___ RECORDS PROVIDED ___

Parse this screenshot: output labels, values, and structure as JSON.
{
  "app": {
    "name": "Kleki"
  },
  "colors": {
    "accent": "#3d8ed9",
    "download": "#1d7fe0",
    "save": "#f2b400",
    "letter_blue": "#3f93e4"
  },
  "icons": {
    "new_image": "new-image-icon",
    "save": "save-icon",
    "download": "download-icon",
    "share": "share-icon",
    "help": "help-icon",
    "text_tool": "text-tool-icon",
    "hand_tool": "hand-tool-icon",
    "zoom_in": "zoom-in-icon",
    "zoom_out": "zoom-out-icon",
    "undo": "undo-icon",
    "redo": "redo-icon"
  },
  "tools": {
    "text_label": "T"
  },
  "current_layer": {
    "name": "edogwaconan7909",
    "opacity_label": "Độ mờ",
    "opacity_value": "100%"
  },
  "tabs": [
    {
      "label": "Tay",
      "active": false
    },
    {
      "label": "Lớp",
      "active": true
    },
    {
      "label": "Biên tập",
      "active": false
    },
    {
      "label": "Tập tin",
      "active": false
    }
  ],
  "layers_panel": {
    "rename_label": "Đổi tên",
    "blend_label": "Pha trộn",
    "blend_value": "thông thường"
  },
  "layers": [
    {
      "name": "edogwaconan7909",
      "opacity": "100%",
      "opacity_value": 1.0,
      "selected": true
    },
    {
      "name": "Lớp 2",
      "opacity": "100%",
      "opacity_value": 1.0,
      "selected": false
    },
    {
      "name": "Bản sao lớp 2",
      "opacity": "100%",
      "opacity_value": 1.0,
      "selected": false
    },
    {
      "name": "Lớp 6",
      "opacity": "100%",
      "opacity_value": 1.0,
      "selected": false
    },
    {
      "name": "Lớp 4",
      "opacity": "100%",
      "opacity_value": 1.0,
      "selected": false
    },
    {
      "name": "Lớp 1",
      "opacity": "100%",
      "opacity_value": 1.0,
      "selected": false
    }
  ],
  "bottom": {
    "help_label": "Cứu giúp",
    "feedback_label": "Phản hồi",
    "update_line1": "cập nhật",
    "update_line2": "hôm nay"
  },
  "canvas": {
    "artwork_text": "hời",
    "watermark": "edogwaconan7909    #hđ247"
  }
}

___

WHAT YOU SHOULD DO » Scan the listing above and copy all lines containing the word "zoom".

RESPONSE BOX »
    "zoom_in": "zoom-in-icon",
    "zoom_out": "zoom-out-icon",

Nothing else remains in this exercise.